What people are saying - Write a review

THE REAL LAS VEGAS: Life Beyond the Strip

User Review  - Jane Doe - Kirkus

A mixed bag of essays, mostly good, on America's strangest city. Las Vegas, writes Wall Street Journal correspondent Littlejohn (Architect: The Life and Work of Charles W. Moore, 1984, etc.), is the ... Read full review

User Review - Flag as inappropriate

There's definitely "Life Beyond the Strip"
In the meanwhile and according to VegasSTRIPSHOP....
1. Thou shall take heed and follow credible and trusted sources.
2. Thou shall not get caught up in Vegas and alienate common sense.
3. Thou shall not be of the uninformed masses standing in long club lines and run the risk of still not being able to get in.
4. Thou shall tip the recommended host. It leads to the opening of all doors, pretty much almost every door you can think of from A to Z.
5. Thou shall not be gamed by the gamers.
6. Thou shall tour the casinos and enjoy the many offered venues.
7. Thou gambles, then thou must know when its time to cash out of that slot machine or walk away from that table. Bet responsible.
8. Thou shall not drink and drive any motor vehicle of any kind. Seriously and Literally.
9. Thou shall not be in Vegas and not fully get the best of Vegas or even feel the slightest sense of boredom in any form or fashion, as that violates every single one of the commandments and you should be condemn to the fullest extent. Do not indulge in any boredom or half stepping whatsoever, don't do it, definitely not in Vegas.
10. Thou shall report and stay tuned to Vegas Strip Shop for insightful advises, tours, entertainment and all things Sin City.


The Ultimate Company Town
Down and Out in Vegas
Growing Up in Las Vegas
El Pueblo de Las Vegas
A View from West Las Vegas
Water for the Desert Miracle
Thirty Thousand Homes a Year
Lenders of Last Resort
Skin City
Law and Disorder
Southern Nevada versus the United States
Learning More from Las Vegas
List of Illustrations
Notes on Contributors

Houses of the Holy
Organizing Las Vegas

Other editions - View all

Common terms and phrases

About the author (1999)

David Littlejohn is Professor Emeritus of Journalism at the University of California, Berkeley.
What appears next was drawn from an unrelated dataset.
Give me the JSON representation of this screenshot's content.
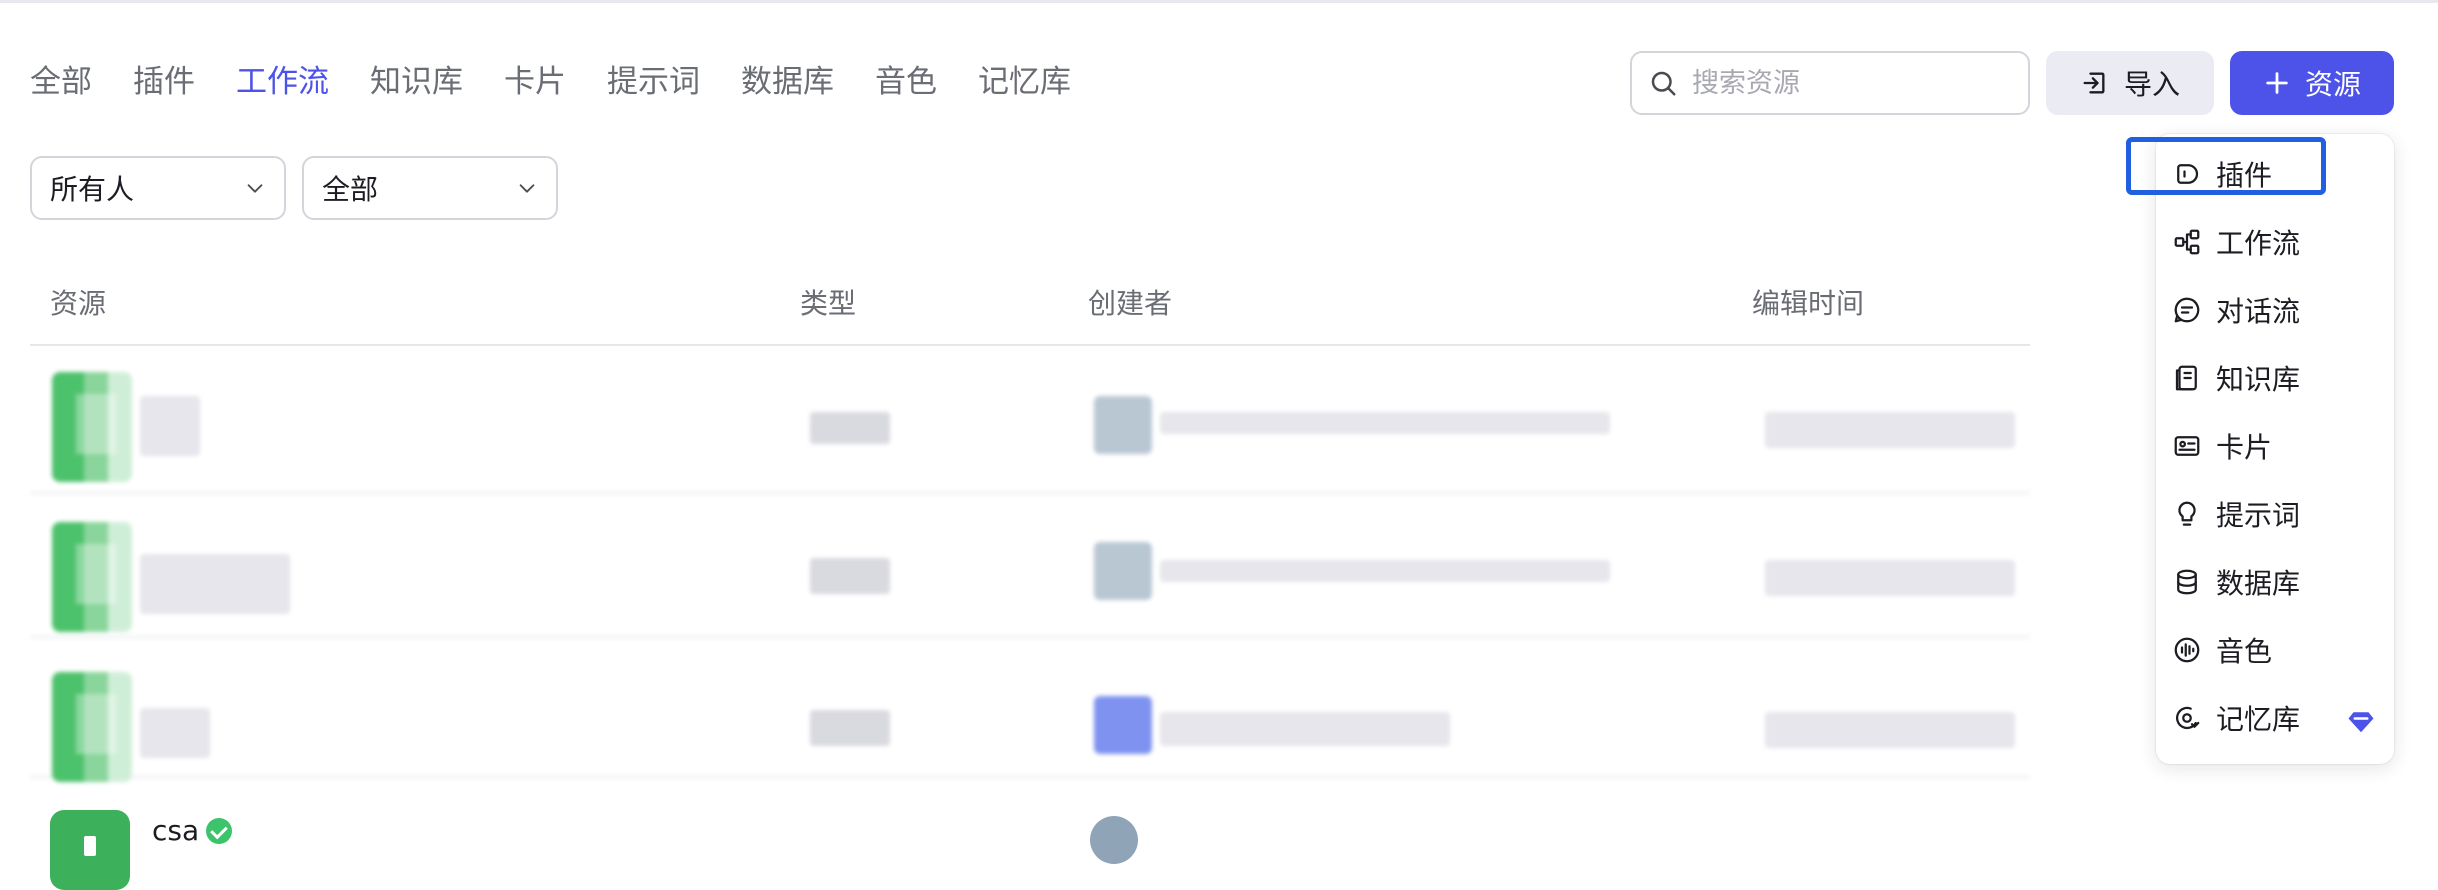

He has written or edited eleven previous books, and is the West Coast arts correspondent for The Wall Street Journal. He lives in Kensington, California.

Bibliographic information